** ACTIVITY **
Scan the data below and pick out the lines containing the word "false".

** RECORD EXCERPTS **
>>

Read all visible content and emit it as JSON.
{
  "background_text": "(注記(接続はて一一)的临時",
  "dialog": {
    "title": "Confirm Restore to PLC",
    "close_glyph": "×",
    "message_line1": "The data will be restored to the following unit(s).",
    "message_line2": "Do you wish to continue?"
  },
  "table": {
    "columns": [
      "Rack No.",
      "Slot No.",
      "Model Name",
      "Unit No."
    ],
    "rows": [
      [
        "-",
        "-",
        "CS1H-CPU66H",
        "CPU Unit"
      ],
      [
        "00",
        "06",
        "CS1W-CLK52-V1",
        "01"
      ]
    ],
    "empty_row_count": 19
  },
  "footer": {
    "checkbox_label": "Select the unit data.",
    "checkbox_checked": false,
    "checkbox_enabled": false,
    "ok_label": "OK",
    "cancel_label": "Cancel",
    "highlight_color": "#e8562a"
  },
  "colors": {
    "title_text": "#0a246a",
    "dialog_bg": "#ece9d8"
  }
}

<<
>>

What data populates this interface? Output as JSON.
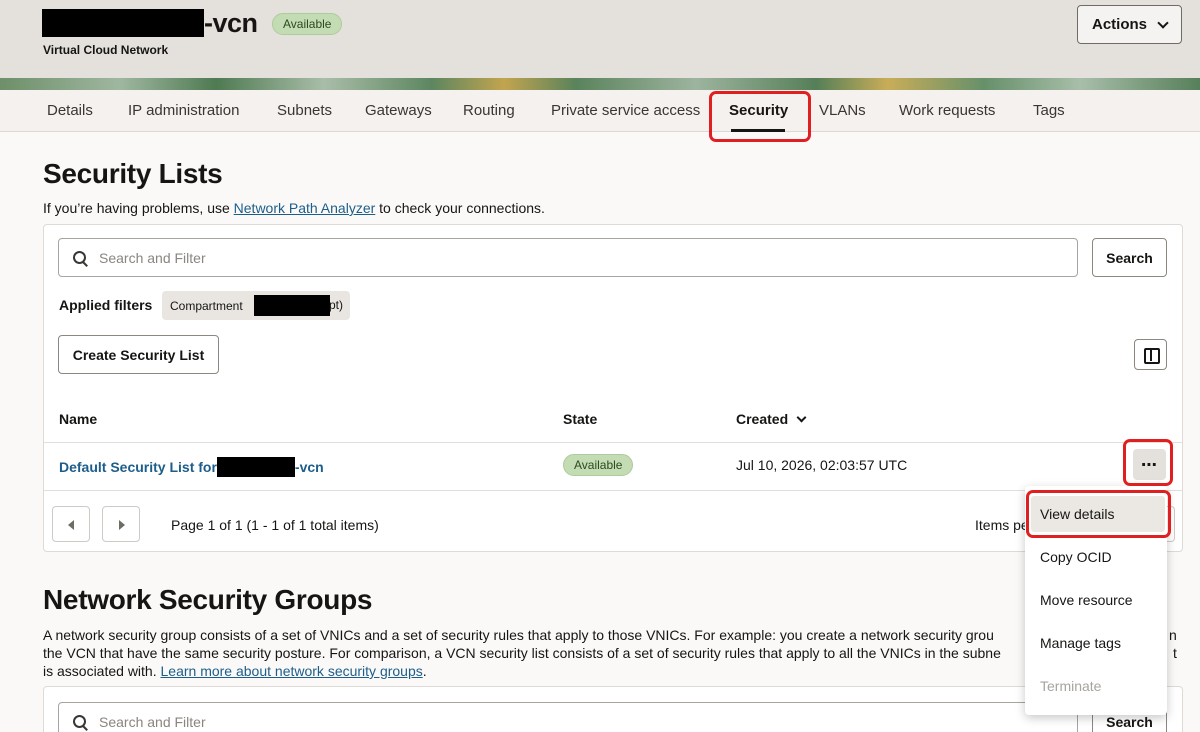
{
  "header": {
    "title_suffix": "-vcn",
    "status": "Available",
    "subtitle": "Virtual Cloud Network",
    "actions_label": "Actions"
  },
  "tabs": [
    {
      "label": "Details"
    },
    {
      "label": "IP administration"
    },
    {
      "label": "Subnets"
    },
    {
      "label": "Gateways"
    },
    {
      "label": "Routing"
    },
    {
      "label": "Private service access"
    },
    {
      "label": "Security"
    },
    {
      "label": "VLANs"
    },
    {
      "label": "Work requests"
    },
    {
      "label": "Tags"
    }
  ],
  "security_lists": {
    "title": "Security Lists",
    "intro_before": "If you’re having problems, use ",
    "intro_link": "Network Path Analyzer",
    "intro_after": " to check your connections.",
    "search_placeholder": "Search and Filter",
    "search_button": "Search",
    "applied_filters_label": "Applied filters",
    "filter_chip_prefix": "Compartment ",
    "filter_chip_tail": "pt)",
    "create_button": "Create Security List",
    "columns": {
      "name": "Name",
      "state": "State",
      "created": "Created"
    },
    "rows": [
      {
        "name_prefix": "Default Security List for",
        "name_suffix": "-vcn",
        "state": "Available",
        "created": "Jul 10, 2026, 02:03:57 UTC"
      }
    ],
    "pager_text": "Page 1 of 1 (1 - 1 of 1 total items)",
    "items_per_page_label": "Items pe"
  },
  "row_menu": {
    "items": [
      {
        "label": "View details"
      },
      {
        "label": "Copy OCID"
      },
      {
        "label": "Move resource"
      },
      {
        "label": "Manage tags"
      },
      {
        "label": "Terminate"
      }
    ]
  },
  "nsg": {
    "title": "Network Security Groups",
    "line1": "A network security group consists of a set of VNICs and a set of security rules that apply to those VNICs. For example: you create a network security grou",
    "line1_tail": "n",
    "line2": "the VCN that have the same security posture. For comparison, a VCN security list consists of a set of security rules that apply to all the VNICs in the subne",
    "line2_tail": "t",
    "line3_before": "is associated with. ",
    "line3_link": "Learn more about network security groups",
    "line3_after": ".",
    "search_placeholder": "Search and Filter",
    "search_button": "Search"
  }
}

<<

** ANSWER TO THIS TASK **
    "checkbox_checked": false,
    "checkbox_enabled": false,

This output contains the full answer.